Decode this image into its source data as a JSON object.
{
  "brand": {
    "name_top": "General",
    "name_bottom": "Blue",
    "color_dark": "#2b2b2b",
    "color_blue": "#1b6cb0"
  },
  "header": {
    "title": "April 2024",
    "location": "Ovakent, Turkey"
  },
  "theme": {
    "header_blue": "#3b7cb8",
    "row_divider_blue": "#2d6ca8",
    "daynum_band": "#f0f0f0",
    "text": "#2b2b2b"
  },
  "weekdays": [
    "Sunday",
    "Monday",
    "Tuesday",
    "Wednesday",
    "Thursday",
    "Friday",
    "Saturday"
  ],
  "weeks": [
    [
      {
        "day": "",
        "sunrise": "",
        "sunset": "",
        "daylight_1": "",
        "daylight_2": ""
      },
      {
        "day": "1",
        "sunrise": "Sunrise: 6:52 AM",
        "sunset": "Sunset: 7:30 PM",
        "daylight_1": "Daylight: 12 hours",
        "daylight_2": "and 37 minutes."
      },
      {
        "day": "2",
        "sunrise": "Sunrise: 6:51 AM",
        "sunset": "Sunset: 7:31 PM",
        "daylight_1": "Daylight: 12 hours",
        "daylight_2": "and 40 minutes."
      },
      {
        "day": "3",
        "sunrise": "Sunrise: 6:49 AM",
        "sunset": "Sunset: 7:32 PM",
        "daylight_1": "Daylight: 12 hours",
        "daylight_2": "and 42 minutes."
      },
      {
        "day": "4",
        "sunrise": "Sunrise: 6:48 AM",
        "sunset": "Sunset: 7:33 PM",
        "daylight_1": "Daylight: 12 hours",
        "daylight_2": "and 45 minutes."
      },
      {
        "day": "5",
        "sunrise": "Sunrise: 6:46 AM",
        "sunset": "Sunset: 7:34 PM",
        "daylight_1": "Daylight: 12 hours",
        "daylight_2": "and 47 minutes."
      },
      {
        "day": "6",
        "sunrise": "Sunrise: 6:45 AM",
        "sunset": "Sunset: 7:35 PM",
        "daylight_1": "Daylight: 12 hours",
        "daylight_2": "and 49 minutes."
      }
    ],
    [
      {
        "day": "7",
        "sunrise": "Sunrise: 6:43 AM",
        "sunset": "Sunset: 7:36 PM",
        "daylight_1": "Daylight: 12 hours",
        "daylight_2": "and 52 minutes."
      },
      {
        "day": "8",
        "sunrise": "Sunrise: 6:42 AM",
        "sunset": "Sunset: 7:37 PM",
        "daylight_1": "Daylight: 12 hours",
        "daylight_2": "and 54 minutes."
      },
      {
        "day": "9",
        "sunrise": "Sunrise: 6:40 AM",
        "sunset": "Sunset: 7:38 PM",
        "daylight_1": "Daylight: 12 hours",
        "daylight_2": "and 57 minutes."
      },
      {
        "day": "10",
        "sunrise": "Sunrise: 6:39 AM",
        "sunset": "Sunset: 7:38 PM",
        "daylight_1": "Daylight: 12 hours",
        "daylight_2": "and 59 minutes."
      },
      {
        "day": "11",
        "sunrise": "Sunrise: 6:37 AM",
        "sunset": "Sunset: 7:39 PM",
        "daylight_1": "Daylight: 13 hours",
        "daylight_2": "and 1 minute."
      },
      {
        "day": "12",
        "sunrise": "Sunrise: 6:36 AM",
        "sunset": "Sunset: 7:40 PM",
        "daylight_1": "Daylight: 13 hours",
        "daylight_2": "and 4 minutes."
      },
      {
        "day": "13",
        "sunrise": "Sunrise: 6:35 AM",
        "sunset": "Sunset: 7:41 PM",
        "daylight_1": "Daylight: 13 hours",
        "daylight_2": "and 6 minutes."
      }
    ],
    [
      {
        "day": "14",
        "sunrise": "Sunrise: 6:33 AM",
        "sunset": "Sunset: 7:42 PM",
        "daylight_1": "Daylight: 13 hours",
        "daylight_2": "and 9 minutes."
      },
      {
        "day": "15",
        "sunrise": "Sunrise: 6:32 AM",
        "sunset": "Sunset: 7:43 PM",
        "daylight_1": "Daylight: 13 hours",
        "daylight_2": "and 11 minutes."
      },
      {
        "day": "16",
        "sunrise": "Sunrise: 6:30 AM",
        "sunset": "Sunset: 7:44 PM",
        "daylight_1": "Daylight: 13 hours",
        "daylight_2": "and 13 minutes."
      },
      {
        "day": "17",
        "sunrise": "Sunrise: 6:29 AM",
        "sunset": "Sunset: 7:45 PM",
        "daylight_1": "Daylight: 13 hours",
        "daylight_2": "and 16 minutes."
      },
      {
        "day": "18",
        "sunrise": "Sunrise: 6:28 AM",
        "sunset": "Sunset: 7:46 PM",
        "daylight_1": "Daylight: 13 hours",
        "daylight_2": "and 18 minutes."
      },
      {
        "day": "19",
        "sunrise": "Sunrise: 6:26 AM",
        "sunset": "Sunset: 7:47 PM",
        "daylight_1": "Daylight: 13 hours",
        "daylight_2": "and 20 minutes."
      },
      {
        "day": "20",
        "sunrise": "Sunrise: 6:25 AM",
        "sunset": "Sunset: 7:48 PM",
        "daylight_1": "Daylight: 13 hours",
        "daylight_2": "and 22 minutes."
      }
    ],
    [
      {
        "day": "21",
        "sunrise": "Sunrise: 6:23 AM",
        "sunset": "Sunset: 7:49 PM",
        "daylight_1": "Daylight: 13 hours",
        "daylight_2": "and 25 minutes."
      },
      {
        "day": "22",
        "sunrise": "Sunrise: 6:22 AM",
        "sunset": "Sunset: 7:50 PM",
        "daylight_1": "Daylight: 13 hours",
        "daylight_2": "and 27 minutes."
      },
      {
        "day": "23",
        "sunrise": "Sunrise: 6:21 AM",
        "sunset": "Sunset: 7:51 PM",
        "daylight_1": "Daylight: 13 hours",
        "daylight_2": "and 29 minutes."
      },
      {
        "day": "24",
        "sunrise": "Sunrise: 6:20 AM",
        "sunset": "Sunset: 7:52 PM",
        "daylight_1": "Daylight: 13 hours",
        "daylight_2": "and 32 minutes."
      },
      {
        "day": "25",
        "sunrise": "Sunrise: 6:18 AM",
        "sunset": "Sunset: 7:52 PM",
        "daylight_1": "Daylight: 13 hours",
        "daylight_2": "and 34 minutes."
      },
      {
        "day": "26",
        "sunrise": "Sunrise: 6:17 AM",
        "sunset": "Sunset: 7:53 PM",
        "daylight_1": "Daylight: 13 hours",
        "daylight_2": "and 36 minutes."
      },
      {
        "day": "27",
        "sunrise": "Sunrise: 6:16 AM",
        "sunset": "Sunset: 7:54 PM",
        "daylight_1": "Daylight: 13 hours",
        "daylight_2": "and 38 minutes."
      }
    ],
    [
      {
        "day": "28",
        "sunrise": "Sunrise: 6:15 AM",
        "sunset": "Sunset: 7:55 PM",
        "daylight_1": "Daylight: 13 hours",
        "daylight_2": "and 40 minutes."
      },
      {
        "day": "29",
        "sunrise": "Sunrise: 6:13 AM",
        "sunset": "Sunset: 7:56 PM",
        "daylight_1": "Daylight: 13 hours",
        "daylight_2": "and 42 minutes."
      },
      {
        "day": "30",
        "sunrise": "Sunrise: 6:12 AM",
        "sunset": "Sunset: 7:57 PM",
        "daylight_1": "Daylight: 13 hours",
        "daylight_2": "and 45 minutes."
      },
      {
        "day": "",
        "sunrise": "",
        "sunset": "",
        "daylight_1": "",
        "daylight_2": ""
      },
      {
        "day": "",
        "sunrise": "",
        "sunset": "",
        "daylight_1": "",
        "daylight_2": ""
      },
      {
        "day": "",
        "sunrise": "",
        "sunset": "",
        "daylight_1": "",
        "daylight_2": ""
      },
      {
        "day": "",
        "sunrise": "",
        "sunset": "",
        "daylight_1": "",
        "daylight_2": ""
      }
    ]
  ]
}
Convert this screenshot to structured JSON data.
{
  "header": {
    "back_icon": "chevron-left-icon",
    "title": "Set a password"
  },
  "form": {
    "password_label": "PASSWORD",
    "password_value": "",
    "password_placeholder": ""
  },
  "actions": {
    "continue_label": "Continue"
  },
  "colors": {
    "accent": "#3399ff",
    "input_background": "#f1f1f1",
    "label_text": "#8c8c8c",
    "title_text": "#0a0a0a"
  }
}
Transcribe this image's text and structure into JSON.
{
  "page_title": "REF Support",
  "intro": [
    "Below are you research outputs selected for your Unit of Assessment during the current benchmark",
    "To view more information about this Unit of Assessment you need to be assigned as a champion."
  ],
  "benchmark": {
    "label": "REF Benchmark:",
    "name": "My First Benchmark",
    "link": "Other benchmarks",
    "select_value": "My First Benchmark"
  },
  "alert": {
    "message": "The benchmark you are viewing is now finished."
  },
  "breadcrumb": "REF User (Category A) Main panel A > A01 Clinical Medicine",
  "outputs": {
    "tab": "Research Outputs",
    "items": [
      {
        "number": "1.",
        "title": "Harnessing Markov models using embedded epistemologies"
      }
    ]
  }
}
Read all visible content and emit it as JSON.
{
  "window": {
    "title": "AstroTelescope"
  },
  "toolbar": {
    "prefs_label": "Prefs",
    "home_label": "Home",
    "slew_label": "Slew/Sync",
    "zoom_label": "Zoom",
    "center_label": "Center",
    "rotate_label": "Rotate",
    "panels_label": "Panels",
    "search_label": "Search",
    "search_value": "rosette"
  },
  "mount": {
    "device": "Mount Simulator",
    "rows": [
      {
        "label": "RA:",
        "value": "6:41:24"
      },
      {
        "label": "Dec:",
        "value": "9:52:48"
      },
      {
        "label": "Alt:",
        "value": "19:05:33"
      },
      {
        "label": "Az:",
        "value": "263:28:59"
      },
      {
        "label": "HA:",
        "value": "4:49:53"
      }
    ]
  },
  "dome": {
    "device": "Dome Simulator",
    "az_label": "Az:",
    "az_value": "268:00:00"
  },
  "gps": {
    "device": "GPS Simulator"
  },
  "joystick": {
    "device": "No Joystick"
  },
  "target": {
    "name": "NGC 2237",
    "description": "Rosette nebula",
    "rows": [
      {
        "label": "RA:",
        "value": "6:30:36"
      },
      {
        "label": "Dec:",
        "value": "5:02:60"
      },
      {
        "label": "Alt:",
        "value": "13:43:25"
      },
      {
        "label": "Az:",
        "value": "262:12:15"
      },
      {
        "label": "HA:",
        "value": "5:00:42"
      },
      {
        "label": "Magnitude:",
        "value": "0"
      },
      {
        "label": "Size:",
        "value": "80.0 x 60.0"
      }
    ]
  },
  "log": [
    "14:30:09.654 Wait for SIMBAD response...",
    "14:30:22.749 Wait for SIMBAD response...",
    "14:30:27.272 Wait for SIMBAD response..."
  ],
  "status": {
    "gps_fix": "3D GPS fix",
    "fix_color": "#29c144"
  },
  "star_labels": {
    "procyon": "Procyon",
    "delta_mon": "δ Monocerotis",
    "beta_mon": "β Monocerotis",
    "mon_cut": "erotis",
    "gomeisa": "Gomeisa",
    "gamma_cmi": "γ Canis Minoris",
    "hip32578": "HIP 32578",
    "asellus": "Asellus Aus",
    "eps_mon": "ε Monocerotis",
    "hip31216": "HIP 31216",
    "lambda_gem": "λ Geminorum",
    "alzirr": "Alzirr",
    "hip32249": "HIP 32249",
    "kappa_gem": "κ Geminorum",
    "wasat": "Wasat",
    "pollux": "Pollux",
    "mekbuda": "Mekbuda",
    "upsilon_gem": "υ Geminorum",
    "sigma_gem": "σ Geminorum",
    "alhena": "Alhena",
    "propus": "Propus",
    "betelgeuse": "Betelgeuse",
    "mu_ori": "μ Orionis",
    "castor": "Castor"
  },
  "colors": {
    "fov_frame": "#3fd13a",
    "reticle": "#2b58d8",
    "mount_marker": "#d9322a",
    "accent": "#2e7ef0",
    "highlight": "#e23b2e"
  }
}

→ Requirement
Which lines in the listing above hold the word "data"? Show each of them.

→ Your solution
Decode this image into its source data as a JSON object.
Convert this screenshot to structured JSON data.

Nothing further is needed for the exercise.